Grocery giant Kroger (NYSE:KR) reported strong second quarter results, proving it is possible for a traditional retailer to do battle with Wal-Mart (NYSE:WMT) and Target (NYSE:TGT). Revenue increased 4.6% year-over-year to $22.7 billion, modestly exceeding consensus estimates. Earnings per share jumped 18% year-over-year to $0.60, a penny above consensus expectations. Free cash flow year-to-date was solid at $1.5 billion, equal to 2.9% of revenue.
Source: Company Filings
As one can see from the chart shown above, Kroger has dramatically outperformed Safeway (NYSE:SWY) during the past two years as competition from the likes of Wal-Mart, Target, and Meijer has intensified. Kroger's same-store sales were 3.3% higher than a year ago (ex-fuel) in the second quarter (6.9% 2-year stacked comp), and management believes positive growth will continue going forward. CEO David Dillon added some commentary on the conference call, saying:
"And I think the most important fact that demonstrates that we believe this can continue for a very long time is the fact that roughly half of the business our best customers can give us, they are giving someplace else. And Rodney addressed that in his comments earlier. I think that's the best evidence. Now there's plenty of other evidence, too. Just the fact that we have 39 quarters in a row of positive identical sales illustrates that there continues to be room to grow. And so we think that the future is still bright and that we see very good opportunity to grow our market share ahead."
The 39 consecutive quarters of positive comps is incredible, in our view, especially since even Wal-Mart has dealt with negative comps in the U.S. Management believes the company's continued focus on price and product selection can help the firm win additional wallet share from its best customers-meaning it won't take a grandiose advertising campaign or drastic promotional activity to drive store traffic and additional business.
FIFO gross margins, which management contends is a better way of looking at the business than LIFO gross margins, declined just 11 basis points year-over-year to 20.46%. This decline is mostly attributable to the company lowering prices to maintain market share. Though it is never advisable to get into a price war with Wal-Mart, Kroger's strategy has clearly worked well over the past 10 years.
Kroger also did a great job of keeping operating, general, and administrative expenses constrained, with costs declining 17 basis points as a percentage of revenue on a year-over-year basis, excluding fuel. Though cost cutting hasn't been as consistent as comparable sales growth, it did mark the eighth consecutive quarter of cost leveraging-crucial for any grocer's success.

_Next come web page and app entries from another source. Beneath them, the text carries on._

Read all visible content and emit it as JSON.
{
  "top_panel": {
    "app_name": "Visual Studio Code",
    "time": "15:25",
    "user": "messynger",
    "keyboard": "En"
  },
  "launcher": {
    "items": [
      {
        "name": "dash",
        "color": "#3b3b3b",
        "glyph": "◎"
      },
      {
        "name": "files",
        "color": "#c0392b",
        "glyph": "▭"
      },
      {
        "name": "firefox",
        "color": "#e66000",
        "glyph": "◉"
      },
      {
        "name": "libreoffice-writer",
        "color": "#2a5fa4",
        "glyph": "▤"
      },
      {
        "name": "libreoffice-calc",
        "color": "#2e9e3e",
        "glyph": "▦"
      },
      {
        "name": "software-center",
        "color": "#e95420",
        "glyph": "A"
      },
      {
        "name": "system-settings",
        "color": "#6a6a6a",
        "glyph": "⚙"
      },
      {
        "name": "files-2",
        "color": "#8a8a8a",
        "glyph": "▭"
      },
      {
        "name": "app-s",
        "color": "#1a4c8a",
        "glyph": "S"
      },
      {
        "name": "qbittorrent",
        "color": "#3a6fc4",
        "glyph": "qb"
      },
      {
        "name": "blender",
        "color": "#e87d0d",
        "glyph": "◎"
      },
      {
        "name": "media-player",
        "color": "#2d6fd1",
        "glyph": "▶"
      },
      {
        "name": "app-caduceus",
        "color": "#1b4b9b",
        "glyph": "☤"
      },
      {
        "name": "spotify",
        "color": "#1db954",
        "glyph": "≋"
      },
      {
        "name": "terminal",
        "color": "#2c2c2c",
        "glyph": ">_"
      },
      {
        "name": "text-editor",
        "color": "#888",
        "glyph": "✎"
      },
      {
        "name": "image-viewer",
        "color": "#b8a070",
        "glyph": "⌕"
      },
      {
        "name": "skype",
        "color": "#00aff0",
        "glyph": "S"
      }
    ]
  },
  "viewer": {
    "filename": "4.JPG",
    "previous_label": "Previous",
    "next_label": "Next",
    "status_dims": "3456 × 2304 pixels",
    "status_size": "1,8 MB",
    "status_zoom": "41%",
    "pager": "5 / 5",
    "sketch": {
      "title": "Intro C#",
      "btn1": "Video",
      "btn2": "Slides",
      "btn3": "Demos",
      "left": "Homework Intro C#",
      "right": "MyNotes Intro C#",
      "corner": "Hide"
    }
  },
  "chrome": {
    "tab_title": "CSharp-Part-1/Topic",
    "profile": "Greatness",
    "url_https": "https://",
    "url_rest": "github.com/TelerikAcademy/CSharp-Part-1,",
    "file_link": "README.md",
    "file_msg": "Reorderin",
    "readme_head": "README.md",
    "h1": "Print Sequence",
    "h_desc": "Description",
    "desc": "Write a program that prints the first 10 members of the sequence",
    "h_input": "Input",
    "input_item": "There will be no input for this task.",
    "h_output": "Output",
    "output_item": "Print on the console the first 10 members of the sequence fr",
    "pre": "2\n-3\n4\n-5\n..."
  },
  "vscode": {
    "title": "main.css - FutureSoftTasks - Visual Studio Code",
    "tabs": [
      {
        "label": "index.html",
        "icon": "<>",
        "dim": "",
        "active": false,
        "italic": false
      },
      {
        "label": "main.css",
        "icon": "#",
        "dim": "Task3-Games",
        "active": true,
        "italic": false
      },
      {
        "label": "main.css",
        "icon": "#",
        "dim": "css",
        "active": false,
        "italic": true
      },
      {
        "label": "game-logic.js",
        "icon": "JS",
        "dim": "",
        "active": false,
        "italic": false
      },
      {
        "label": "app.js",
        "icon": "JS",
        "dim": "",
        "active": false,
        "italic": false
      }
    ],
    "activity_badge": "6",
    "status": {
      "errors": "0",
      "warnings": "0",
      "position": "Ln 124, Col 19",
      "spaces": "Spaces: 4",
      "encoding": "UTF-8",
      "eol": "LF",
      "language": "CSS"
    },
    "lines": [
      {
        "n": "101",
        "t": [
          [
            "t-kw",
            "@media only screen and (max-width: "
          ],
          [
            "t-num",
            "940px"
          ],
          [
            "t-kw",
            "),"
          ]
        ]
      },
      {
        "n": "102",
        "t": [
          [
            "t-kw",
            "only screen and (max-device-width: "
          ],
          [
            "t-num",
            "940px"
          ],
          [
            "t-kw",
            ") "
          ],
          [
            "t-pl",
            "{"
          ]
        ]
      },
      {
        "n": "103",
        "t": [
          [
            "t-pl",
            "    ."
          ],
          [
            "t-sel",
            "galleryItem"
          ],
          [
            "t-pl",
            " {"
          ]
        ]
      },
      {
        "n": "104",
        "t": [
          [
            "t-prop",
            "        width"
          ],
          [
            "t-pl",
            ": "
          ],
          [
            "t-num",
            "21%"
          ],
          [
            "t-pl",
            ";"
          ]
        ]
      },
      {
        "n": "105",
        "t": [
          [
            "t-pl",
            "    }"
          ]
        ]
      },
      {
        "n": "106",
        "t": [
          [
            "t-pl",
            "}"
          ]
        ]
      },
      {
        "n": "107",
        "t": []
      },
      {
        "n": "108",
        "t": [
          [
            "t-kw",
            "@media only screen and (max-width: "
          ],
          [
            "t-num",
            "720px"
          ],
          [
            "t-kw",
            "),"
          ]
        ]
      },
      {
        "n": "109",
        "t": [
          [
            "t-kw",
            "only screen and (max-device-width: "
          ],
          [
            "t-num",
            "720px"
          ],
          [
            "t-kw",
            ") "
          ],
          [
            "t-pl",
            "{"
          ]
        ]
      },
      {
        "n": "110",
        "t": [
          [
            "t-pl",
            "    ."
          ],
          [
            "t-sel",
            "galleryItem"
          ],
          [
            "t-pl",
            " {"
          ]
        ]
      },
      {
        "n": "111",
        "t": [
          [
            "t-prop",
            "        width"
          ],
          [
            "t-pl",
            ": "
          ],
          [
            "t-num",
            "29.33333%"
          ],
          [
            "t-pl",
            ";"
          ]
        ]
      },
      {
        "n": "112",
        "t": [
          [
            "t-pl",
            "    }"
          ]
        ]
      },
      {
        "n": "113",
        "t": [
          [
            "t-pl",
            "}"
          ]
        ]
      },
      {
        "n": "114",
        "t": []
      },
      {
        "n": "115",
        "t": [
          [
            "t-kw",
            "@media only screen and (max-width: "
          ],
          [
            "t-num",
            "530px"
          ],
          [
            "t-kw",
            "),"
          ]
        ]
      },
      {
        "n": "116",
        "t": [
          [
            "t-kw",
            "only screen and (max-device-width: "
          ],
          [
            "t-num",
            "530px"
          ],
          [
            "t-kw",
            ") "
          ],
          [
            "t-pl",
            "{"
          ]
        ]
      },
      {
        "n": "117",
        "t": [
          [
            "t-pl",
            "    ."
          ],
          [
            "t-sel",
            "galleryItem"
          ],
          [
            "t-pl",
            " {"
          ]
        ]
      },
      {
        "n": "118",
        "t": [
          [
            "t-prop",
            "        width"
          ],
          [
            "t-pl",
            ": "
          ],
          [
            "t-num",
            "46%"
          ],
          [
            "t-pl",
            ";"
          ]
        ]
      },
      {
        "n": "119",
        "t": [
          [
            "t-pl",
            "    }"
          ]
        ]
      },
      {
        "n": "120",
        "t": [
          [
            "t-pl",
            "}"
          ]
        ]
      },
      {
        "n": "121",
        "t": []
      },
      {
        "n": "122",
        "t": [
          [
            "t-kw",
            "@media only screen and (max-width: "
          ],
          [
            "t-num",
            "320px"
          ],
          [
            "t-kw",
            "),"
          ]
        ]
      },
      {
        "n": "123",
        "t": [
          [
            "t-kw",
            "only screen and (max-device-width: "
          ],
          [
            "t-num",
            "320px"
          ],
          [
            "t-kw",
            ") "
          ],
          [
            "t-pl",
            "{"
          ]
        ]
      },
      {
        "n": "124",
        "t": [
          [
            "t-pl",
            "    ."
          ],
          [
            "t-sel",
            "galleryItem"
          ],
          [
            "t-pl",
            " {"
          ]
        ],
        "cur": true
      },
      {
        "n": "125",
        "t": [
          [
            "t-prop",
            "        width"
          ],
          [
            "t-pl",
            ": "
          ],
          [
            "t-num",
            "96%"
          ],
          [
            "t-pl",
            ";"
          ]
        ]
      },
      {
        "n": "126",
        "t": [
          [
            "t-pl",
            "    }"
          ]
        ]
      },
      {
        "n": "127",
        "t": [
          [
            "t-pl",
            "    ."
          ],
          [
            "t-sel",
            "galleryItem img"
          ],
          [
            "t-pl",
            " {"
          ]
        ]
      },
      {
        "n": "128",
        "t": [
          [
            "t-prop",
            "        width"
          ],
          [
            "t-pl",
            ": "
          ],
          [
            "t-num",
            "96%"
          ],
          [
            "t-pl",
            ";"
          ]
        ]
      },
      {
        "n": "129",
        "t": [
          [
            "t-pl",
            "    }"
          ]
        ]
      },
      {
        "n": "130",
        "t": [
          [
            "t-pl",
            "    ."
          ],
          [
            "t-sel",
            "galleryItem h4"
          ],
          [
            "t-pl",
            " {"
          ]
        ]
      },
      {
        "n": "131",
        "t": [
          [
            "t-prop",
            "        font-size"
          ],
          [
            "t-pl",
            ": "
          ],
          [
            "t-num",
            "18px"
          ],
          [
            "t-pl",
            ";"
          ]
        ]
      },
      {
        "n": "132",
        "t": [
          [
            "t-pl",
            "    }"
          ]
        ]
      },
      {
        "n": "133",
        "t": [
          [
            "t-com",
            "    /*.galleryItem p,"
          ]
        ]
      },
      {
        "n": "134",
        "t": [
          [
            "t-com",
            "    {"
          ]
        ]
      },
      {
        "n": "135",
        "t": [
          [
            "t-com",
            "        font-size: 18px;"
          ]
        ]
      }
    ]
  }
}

Looking ahead, Kroger raised the low-end of its fiscal year 2013 same-store sales growth guidance to 3%-3.5% from 2.5%-3.5%. However, the company maintained its full-year guidance of $2.73-$2.80 per share as margins will likely remain under pressure going forward.
If your name isn't Whole Foods (NASDAQ:WFM), it can be incredibly difficult to be a grocery retailer. Competition is fierce, margins are thin, and consumers tend to not be all that loyal. Nevertheless, Kroger continues to demonstrate stronger performance than Safeway, Roundy's (NYSE:RNDY), and SuperValu (NYSE:SVU) by driving traffic and providing its stores with adequate capital investment. Though we aren't fans of Kroger as it trades above our fair value estimate, we think it has the best management team in the traditional grocery business.